b) Seeks permission - you are respectful and don’t want to ask if it’s not with permission. You can still hit reverse if required (it rarely is)
c) You can explain why you wanted to ask - even though you appreciate its uncomfortable. ‘In order to help suggest a solution, can I ask you a difficult question?’ for example.
This question takes all the edge away from your ‘tough question’.
Pete Caputa, formerly of Hubspot and now tearing it up at Databox, wrote a great article on this subject. https://blog.hubspot.com/sales/how-to-ask-your-prospect-tough-questions
5. Is it (current solution) working?
What are the existing problems, issues, concerns or missed opportunities in their current solution. The sentiment and tone of response will guide as to whether this represents an area you can add value and solve, or whether the opportunities to help are elsewhere.
‘Is it working?’ is not abrasive, but gets immediately to the point of revealing
6. Who else cares about (solving problem/opportunity revealed)?
Creating excitement in solving a problem or adding value is great, but the average B2B sale has 6.8 decision makers involved (https://hbr.org/2017/03/the-new-sales-imperative). Is your guy/gal a decision maker? Who is? And who else will be involved, influence or sign this off?
Asking who is the decision maker can undermine your prospect - or worse, they say they are, but this becomes a half truth at best, but only revealed when it's too late.
This question ensures you understand who else is incentivized to solve this and why, allowing you at probe how you can engage, demonstrate, convince and get the excitement in each and every stakeholder.
7. Where is this on your priorities today?
Excitement is great. Problems may feel like they are there to be solved. Opportunities a no brainer to unlock. But nothing happens if it is not important enough and time bound - ideally with a compelling reason.
This question reveals how important this is and allows you to subsequently determine the compelling event and timescale to a successful sale.
8. If we fixed that, what would that mean?
What is the value of making this change - solving this problem or exploiting this opportunity? What changes or happens? These may of course be financial, resources, focus, strategic, risk mitigation. It also may be very personal - and you should ask that too.
The subtly is in the word ‘we’. Subliminally ‘we’ are now going to solve this problem together.
9. Are you ready to solve this now?
Does urgency exist? Is there a compelling event? Why?
If they are not yet ready to ‘solve this’, it will reveal the reasons, hurdles or timescales so that you can address, mitigate or work with.
Or reveal that it is not as compelling as the excitement or fit initially suggested.
10. If I can propose a solution, what would we need to do to make that happen?
Before even revealing how, can we understand the steps to making this happen. This presents a clear roadmap on how such a solution gets approved.
It's also coupling the solution just about (but not yet) revealed to this roadmap or series of actions.
11. What’s going to stop us working together by xx (‘end of this month’)?
Tried and tested to reveal any hurdles or actions not yet spoken or discussed, but the key is to make this time-bound.
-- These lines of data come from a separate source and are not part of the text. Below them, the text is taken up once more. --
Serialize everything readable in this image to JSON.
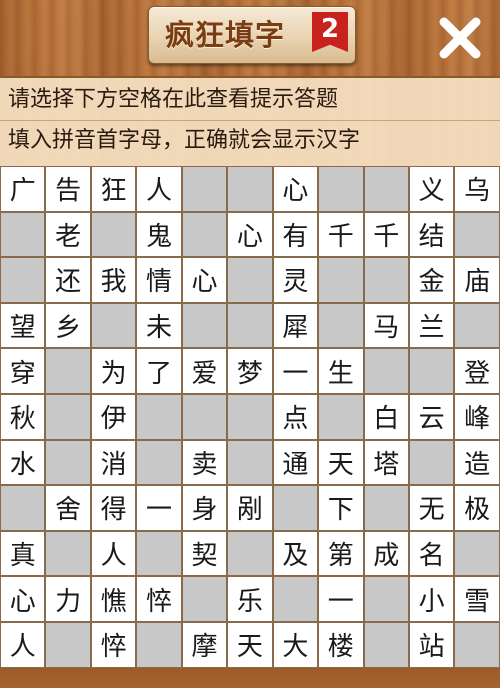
{
  "header": {
    "title": "疯狂填字",
    "level": "2",
    "close_icon": "close-x-icon"
  },
  "hint": {
    "line1": "请选择下方空格在此查看提示答题",
    "line2": "填入拼音首字母，正确就会显示汉字"
  },
  "grid": {
    "rows": [
      [
        "广",
        "告",
        "狂",
        "人",
        "#",
        "#",
        "心",
        "#",
        "#",
        "义",
        "乌"
      ],
      [
        "#",
        "老",
        "#",
        "鬼",
        "#",
        "心",
        "有",
        "千",
        "千",
        "结",
        "#"
      ],
      [
        "#",
        "还",
        "我",
        "情",
        "心",
        "#",
        "灵",
        "#",
        "#",
        "金",
        "庙"
      ],
      [
        "望",
        "乡",
        "#",
        "未",
        "#",
        "#",
        "犀",
        "#",
        "马",
        "兰",
        "#"
      ],
      [
        "穿",
        "#",
        "为",
        "了",
        "爱",
        "梦",
        "一",
        "生",
        "#",
        "#",
        "登"
      ],
      [
        "秋",
        "#",
        "伊",
        "#",
        "#",
        "#",
        "点",
        "#",
        "白",
        "云",
        "峰"
      ],
      [
        "水",
        "#",
        "消",
        "#",
        "卖",
        "#",
        "通",
        "天",
        "塔",
        "#",
        "造"
      ],
      [
        "#",
        "舍",
        "得",
        "一",
        "身",
        "剐",
        "#",
        "下",
        "#",
        "无",
        "极"
      ],
      [
        "真",
        "#",
        "人",
        "#",
        "契",
        "#",
        "及",
        "第",
        "成",
        "名",
        "#"
      ],
      [
        "心",
        "力",
        "憔",
        "悴",
        "#",
        "乐",
        "#",
        "一",
        "#",
        "小",
        "雪"
      ],
      [
        "人",
        "#",
        "悴",
        "#",
        "摩",
        "天",
        "大",
        "楼",
        "#",
        "站",
        "#"
      ]
    ]
  }
}
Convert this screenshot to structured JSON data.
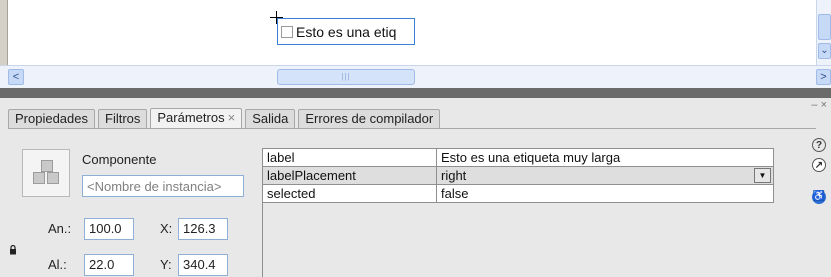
{
  "stage": {
    "component_label": "Esto es una etiq"
  },
  "scroll": {
    "left_arrow": "<",
    "right_arrow": ">",
    "down_arrow": "⌄",
    "thumb_grip": "|||"
  },
  "panel": {
    "tabs": [
      {
        "label": "Propiedades"
      },
      {
        "label": "Filtros"
      },
      {
        "label": "Parámetros",
        "close": "×"
      },
      {
        "label": "Salida"
      },
      {
        "label": "Errores de compilador"
      }
    ],
    "controls": "– ×",
    "component": {
      "title": "Componente",
      "instance_placeholder": "<Nombre de instancia>"
    },
    "dimensions": {
      "width_label": "An.:",
      "width_value": "100.0",
      "height_label": "Al.:",
      "height_value": "22.0",
      "x_label": "X:",
      "x_value": "126.3",
      "y_label": "Y:",
      "y_value": "340.4"
    },
    "parameters": [
      {
        "name": "label",
        "value": "Esto es una etiqueta muy larga"
      },
      {
        "name": "labelPlacement",
        "value": "right"
      },
      {
        "name": "selected",
        "value": "false"
      }
    ],
    "icons": {
      "help": "?",
      "link": "↗",
      "accessibility": "♿"
    }
  },
  "colors": {
    "accent": "#3c7fd6",
    "divider": "#6b6b6b",
    "accessibility": "#2a6ed3"
  }
}
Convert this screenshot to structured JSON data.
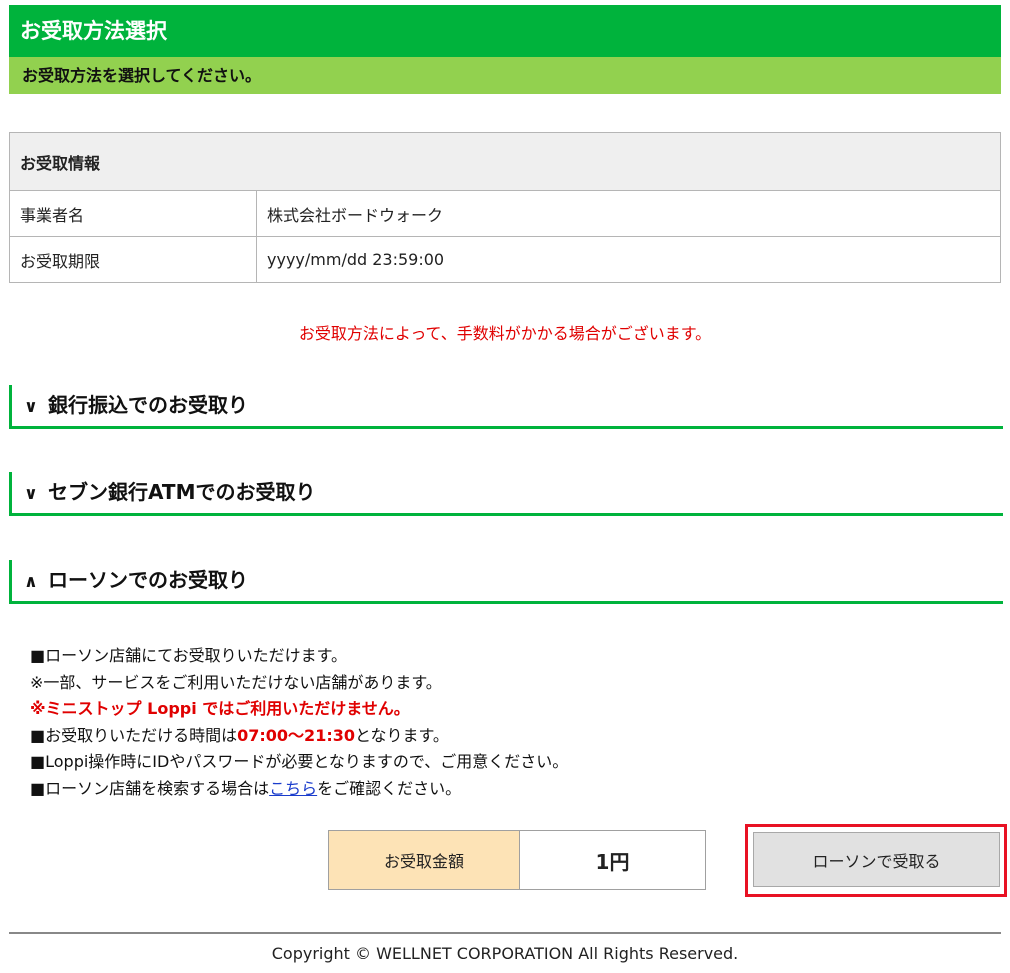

What will stop this potentially happening within a timescale you are just about to add to your CRM? What are the risks, hurdles, people and required actions that may stop, or delay this happening.
12. What’s stopped you solving this previously?
Likely the problem or opportunity isn’t new. And it hasn’t been previously fixed. Why? Priorities? Cost? Ability?
But what has changed? Is it as simple as you present a unique way to them to achieve this within the commercials, resources and power they possess?
Or has it not been compelling enough, high enough priority, tried and failed or so on.
13. What are your other options to solve this?
Whilst this can reveal direct competitors, the likely competition will be to do nothing, or an alternative way to achieve the desired outcome.
By understanding, dismissing, articulating the benefits and value over these alternatives, your solution can become the ‘best solution’.